If you consider Belgian art as a whole, a startling array of different masters, styles, media, and points of view become apparent. The evolution of Belgian art has been dynamic, and is characterized by dramatic shifts and developments.
It is not so surprising that Belgian art is characterized by sudden changes, in that Belgian art reflects the turbulence and upheavals of Belgian history. Belgium is a young nation that has been in existence since only 1830. But these 187 years are marked by seismic changes.
Our turbulent history has been shaped by industrial revolutions and colonial expeditions. The Belgian nation was born out of the violent period in Europe at the end of the 18th Century, and this inception has of course left its mark. The wars were followed by difficult years of economic, social, and political upheaval. However, Belgium got back on her feet and introduced both political and economic reforms. All of these events in our history have left their mark on our art.
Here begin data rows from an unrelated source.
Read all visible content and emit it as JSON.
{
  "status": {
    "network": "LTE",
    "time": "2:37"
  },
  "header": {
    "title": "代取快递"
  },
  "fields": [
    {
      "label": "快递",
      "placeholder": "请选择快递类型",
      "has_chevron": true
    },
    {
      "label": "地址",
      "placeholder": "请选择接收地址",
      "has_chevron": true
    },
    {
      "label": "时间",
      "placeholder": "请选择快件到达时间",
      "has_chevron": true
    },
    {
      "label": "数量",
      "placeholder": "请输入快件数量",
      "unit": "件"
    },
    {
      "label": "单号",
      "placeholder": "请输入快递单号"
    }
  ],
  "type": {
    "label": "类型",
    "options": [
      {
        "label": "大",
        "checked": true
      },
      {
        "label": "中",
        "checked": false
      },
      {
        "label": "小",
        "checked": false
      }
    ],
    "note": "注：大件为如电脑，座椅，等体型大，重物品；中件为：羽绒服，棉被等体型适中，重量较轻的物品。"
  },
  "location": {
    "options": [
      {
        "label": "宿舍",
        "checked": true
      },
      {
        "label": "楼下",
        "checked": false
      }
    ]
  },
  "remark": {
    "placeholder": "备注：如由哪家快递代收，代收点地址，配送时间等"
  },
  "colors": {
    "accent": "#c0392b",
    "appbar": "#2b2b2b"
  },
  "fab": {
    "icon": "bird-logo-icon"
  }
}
In this exhibition, Belgian artworks from The Phoebus Foundation’s collection provide a glimpse of Belgian history and Belgian history of art. There is a particular focus on the artists’ own inspirations and preoccupations. The exhibition allows us to explore a number of questions. How did Belgian artists define ‘art’ and its role at different stages of Belgian history? Did contemporaneous events in Belgium influence Belgian artists’ understanding of art? How do present-day Belgian artists interpret this national history of art? The pertinent question is not so much what art is, or what ‘Belgian art’ is, but rather of what art has meant to Belgian artists throughout Belgian history.
The exhibition consists of art from the collection of The Phoebus Foundation, supplemented by loans from various artists.
The ground floor is entirely devoted to temporary exhibitions of guest artists’ work. The first guest artist will be Lindert Paulussen (www.lindertpaulussen.com).